Cliff loved the Word of God, memorizing and maintaining a vigorous personal devotional life. His favorite subject and hero was David the shepherd king. He spent many years researching, sculpting, teaching and sharing sermons and devotionals on the life of David.

There are two documentaries reflecting his work as an artist. Refuge 31 produced a documentary in 2018 called Suspended: the Art of Forgiveness. Another documentary After Candace: the art of healing, was produced by Ottawa’s Algonquin University, Victimology Research Centre in 2020. Both films portray Cliff’s journey of forgiveness through the 33 years after the murder of their daughter.

Cliff was predeceased by his father, Ernest G. Derksen, his mother, Mary (Bueckert) Derksen and his daughter, Candace Derksen.

Beyond his immediate family, he leaves to mourn a large contingent of cousins, nieces and nephews.

Cliff, your smile and laughter will not be forgotten. Your heart and spirit touched many people.

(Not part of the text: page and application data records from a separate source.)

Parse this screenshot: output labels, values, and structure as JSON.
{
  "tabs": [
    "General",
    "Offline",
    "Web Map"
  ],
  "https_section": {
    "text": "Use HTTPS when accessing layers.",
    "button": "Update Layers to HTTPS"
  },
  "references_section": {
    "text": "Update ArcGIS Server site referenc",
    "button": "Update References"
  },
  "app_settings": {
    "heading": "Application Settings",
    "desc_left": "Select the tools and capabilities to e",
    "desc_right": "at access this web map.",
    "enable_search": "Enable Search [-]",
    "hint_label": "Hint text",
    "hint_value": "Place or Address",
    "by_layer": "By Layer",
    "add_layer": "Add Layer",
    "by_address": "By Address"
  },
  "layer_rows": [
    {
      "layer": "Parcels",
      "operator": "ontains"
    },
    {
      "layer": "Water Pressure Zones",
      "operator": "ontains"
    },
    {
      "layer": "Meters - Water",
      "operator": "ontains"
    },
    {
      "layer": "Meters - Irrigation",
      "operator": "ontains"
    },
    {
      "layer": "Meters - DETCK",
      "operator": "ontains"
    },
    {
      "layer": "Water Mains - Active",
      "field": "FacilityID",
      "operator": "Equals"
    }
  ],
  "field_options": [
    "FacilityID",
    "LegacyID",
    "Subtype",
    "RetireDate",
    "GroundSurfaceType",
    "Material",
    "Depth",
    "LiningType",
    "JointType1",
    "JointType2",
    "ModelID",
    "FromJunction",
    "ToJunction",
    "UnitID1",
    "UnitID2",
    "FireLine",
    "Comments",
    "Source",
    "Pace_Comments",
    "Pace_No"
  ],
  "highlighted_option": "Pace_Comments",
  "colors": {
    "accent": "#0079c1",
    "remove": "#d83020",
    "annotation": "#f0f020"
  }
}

A celebration of Cliff’s life will be held at Soul Sanctuary Church, 2050 Chevrier, on June 4, 2022 at 10:30 a.m.

The service will be livestreamed, and available at:

In lieu of flowers, please donate to the Candace Derksen Fund housed in The Winnipeg Foundation endowment fund. A fund that continues to support crime victim programs.